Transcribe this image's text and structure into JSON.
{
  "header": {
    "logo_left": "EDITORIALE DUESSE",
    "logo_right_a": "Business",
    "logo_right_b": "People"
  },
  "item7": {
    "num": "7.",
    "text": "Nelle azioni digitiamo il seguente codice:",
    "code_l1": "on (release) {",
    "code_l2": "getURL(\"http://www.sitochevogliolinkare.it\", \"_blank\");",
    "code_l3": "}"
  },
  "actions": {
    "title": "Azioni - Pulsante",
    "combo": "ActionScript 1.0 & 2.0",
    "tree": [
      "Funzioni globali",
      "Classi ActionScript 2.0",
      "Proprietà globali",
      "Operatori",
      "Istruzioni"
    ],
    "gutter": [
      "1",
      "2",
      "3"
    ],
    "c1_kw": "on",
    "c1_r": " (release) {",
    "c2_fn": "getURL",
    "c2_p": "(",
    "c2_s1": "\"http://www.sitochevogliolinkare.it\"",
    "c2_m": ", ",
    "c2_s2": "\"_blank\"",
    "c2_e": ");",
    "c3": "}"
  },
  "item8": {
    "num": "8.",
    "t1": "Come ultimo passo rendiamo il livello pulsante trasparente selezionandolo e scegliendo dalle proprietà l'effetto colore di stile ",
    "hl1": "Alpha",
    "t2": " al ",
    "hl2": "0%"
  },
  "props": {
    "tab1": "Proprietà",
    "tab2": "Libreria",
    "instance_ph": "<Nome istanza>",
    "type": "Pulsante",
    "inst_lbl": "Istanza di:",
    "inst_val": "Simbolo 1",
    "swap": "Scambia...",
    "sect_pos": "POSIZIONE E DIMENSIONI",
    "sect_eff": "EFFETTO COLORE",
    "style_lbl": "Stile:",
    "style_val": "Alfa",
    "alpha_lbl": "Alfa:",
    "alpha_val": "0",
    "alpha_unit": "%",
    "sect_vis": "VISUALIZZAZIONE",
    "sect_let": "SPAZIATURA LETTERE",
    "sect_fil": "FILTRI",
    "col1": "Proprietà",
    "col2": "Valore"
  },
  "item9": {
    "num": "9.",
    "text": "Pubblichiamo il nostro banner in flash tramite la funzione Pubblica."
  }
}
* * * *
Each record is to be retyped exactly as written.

Transcribe this image's text and structure into JSON.
{
  "header": {
    "logo_left": "EDITORIALE DUESSE",
    "logo_right_a": "Business",
    "logo_right_b": "People"
  },
  "item7": {
    "num": "7.",
    "text": "Nelle azioni digitiamo il seguente codice:",
    "code_l1": "on (release) {",
    "code_l2": "getURL(\"http://www.sitochevogliolinkare.it\", \"_blank\");",
    "code_l3": "}"
  },
  "actions": {
    "title": "Azioni - Pulsante",
    "combo": "ActionScript 1.0 & 2.0",
    "tree": [
      "Funzioni globali",
      "Classi ActionScript 2.0",
      "Proprietà globali",
      "Operatori",
      "Istruzioni"
    ],
    "gutter": [
      "1",
      "2",
      "3"
    ],
    "c1_kw": "on",
    "c1_r": " (release) {",
    "c2_fn": "getURL",
    "c2_p": "(",
    "c2_s1": "\"http://www.sitochevogliolinkare.it\"",
    "c2_m": ", ",
    "c2_s2": "\"_blank\"",
    "c2_e": ");",
    "c3": "}"
  },
  "item8": {
    "num": "8.",
    "t1": "Come ultimo passo rendiamo il livello pulsante trasparente selezionandolo e scegliendo dalle proprietà l'effetto colore di stile ",
    "hl1": "Alpha",
    "t2": " al ",
    "hl2": "0%"
  },
  "props": {
    "tab1": "Proprietà",
    "tab2": "Libreria",
    "instance_ph": "<Nome istanza>",
    "type": "Pulsante",
    "inst_lbl": "Istanza di:",
    "inst_val": "Simbolo 1",
    "swap": "Scambia...",
    "sect_pos": "POSIZIONE E DIMENSIONI",
    "sect_eff": "EFFETTO COLORE",
    "style_lbl": "Stile:",
    "style_val": "Alfa",
    "alpha_lbl": "Alfa:",
    "alpha_val": "0",
    "alpha_unit": "%",
    "sect_vis": "VISUALIZZAZIONE",
    "sect_let": "SPAZIATURA LETTERE",
    "sect_fil": "FILTRI",
    "col1": "Proprietà",
    "col2": "Valore"
  },
  "item9": {
    "num": "9.",
    "text": "Pubblichiamo il nostro banner in flash tramite la funzione Pubblica."
  }
}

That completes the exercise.